By Becky Krystal Washington Post

Of all the kitchen equipment that punches above its weight, the instant-read thermometer is among the best in class. Unlike a lot of other tools, it takes up very little space and will quickly justify the cost, even if you splurge for a high-end model.

But if you’re only pulling your thermometer out for meat, you’re not employing its full potential. This kitchen staple is just the thing to help you be a better baker, whether you’re interested in bread, caramel, ice cream or any number of treats. (As to specific models, I’ve had a Thermapen for years now and previously relied on a less expensive CDN model.)

Still, keep in mind that temperature is just one cue among many that you can use to judge when your food is done. While temperature is a precise measurement, some thermometers may be a few degrees off, and you may get varied readings depending on where you insert the probe. So just as you shouldn’t only rely on a recipe’s suggested cook time, be sure to engage your other senses, using your eyes, nose and even ears (remember the “Great British Baking Show” contestant who listened to his bakes?) to make the ultimate determination. Of course, any good recipe will provide you with these cues, too.

Now let’s take a look at how to put your thermometer to work.


Yes, you read that right. Especially if you are baking in a particularly hot or cold environment, or have struggled to cream butter and sugar in the past, I want you to take the temperature of that stick.

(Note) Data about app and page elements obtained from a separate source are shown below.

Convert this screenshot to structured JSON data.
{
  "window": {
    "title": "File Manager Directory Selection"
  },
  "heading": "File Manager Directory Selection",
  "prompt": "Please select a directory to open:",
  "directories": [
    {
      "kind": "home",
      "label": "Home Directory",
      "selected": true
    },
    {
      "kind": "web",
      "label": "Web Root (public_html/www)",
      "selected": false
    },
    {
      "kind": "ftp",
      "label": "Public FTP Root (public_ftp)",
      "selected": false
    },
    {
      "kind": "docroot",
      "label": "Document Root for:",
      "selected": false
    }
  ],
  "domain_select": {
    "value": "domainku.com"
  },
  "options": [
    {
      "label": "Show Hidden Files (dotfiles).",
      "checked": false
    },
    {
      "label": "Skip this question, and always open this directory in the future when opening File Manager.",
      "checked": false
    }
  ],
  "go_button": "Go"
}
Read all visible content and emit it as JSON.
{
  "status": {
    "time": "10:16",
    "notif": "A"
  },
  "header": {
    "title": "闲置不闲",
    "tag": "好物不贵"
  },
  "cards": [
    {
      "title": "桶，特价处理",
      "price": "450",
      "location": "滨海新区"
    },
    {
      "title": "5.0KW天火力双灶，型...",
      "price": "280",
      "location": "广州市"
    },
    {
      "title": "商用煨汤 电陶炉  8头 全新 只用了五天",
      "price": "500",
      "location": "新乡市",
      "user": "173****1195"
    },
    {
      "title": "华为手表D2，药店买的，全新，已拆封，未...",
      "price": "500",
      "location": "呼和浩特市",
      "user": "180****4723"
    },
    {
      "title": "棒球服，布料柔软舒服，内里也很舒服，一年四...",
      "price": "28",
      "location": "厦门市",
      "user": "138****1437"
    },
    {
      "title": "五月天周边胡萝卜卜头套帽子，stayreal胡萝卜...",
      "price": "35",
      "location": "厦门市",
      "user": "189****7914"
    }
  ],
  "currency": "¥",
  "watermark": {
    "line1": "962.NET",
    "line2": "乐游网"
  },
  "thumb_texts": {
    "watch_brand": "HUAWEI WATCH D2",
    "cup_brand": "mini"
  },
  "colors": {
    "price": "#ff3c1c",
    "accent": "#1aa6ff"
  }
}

Butter that is too cold or too warm won’t properly hold onto air bubbles incorporated during beating, and when you don’t have that aeration, you won’t have well-risen, tender results. Even a matter of a few degrees can have an impact on the consistency of butter and how well you bake with it.

In “On Food and Cooking,” Harold McGee says a “relatively cool” 65 degrees is the best temperature for aerating butter. Cookbook author Stella Parks on Serious Eats makes a compelling case for aiming on the low side, at 60 degrees, because room-temperature sugar and the friction created by electric mixers can immediately start to warm the butter. She says that at around 68 degrees, butter’s “ability to stretch and expand during the creaming process tops out,” and anything higher risks disaster.


Cutting open a quick bread or yeasted loaf and finding a raw, gummy center is not fun. King Arthur Baking has a nice primer on knowing when your banana bread is done, in which PJ Hamel recommends getting your quick bread to 200 to 205 degrees, as measured in the center. Hamel says that overall, 190 degrees is a good benchmark for most yeasted loaves and rolls, with enriched options particularly well-suited to the lower end of the spectrum while leaner, more rustic options can be pushed toward 210 degrees depending on the recipe and your personal preferences.

It’s crucial to not only rely on the internal temperature, though. In his bread-centric Wordloaf newsletter, Andrew Janjigian explains that the interior of a bread will not only not exceed 210 degrees, but will also hang out there for an extended period of time, including before (and after) the exterior of the bread has properly browned. So by all means use the internal temperature as one data point, as long as you pay attention to the color of the crust, as well.

Temperature is important long before you pull bread out of the oven. According to King Arthur, yeast is happiest at temperatures between 70 and 100 degrees. In the summer, I go for the lower end of the range and the winter higher, to give the dough its best chance at rising well. Over time I’ve developed a pretty good feel for water temperature by sticking my finger under the tap, but I started by cross-checking with a thermometer until I could trust my intuition. Doughs typically thrive in the upper 70s, and if you struggle to get them to rise, it’s worth checking the temp – yes, you can stick the thermometer right into the dough – to see where it is and adjust accordingly, either by using a different temperature water to start or moving the dough to a warmer or cooler spot. (If you want the real nitty-gritty, read up more on desired dough temperature.)

Custards and creams

Eggs are particularly sensitive to high temperatures and can easily turn dry and rubbery when overcooked. So desserts that lean heavily on them also require some precision. For crème anglaise, a stirred custard with flavored milk and/or cream, eggs and sugar, Shirley Corriher in “BakeWise” recommends keeping the temperature under 180 degrees. The custard thickens at around 160 degrees and can start to curdle at 180 degrees. For ice cream bases, which are essentially a crème anglaise, Cook’s Illustrated pushes the temperature to 180 to 185 degrees to achieve maximum thickness, as the higher concentration of sugar provides a bit more of a buffer against curdling. Similarly, starches (flour, cornstarch, arrowroot, etc.) can prevent curdling. Custards made with them can and should be cooked until they thicken and even approach boiling, or 212 degrees.

For baked custards, including flan and crème brûlée, pull them out when they reach 170 to 175 degrees and jiggle when they are gently shaken, Cook’s Illustrated advises.

Caramel and candy

The chemistry of cooking sugar relies on certain things happening at certain temperatures. Want a perfectly amber caramel sauce? Use a thermometer, in addition to your eyes and nose, of course. The sweet spot for caramel is around 350 degrees, though there is some wiggle room depending on how dark you want it. It also helps to pay attention to temperature when making marshmallows and fudge, tempering (or faux-tempering) chocolate and more. If your probe is long enough to reach into the pot and liquid, for a few bucks you can buy a simple metal pot clip rather than getting a separate candy thermometer.